About one-third of U.S. residents ages 15 and older have been married at least twice, according to the U.S. Census Bureau’s American Community Survey. Remarriage among American ages 55 and older is on the rise, while their younger counterparts are becoming less likely to have remarried.
Remarrying later in life can create several complex financial, legal, and emotional matters that should be addressed.
- Be candid about your financial situation. Couples who are marrying for the second (or more) time often have financial baggage. To avoid problems later in the marriage, talk openly and honestly about assets, debts and obligations you may have. If you find you are not on the same page and are avoiding bringing up complicated issues, ask a financial representative to help mediate your discussion and provide a neutral perspective.
Consider the following questions:
- What financial obligations do we have that we will bring to our marriage?
- What are our credit scores?
- What are our financial obligations (alimony, child support) to our former spouse(s)?
- Will we pool our finances completely, partially or not at all?
- Where will we live – your place, my place or a new place we buy together?
- How will our marriage affect college financial aid for our children from previous marriages/relationships?
- Update life insurance, medical directives and beneficiary designations.
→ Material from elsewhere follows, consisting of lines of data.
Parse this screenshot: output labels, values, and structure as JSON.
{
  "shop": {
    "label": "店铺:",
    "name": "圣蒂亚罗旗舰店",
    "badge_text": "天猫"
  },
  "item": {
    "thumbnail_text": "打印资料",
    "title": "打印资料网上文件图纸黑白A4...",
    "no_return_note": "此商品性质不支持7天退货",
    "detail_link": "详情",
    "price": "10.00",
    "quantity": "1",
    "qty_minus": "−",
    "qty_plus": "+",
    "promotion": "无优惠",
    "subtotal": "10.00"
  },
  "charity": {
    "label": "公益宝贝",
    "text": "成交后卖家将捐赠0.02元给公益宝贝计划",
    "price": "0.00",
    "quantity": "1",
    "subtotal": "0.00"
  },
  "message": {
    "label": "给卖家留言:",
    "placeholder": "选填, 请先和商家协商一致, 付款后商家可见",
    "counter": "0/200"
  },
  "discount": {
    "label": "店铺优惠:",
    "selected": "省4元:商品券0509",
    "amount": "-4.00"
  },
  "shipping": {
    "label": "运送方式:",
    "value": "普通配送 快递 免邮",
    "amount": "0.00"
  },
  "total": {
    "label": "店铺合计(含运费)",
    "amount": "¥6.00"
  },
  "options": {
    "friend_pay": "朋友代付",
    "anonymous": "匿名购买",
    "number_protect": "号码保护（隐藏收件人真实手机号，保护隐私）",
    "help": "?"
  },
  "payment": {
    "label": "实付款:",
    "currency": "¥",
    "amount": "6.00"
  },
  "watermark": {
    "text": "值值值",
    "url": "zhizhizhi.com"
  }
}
Otherwise, if you or your spouse dies and beneficiaries were never updated, a significant part of your estate could go directly to a previous spouse, with no legal recourse. If you and your spouse have living wills, health care powers of attorney or medical directives, review them with your attorney to ensure these documents reflect your current wishes.
- Think about how remarriage affects your retirement planning. Remarriage can affect a variety of benefits your partner may be receiving, such as a deceased spouse’s social security benefits or pension payments. Some divorce settlements stipulate that retirement benefits be split with an ex-spouse. If you die first, then your current spouse might have to split survivor benefits with your ex-spouse.
- Consider drafting a prenuptial (or postnuptial) agreement. They make even more sense if you have assets you want to preserve for children from a previous marriage, you own a business you want to keep in the family, or have endured a costly divorce and don’t want to risk that again. Consider including your adult children in the conversation; this helps with their buy-in. Prenuptial agreements should be done by an experienced attorney.
- Discuss estate planning with your investment representative and attorney. Subsequent marriages can affect estate plans and are a common concern among older couples. They are more likely than younger newlyweds to bring property and other valuables into the relationship and they may want them to go to children from a prior marriage. Talk about your long-term goals, including how you may want to support each other and what you hope to provide your children (biological and step), or to other family members.
Starting over with a new partner is wonderful, even when the new marriage introduces complex financial considerations. Communication, as always, is the key to long-term success. FBN
Keith Schaafsma, MBA, CFP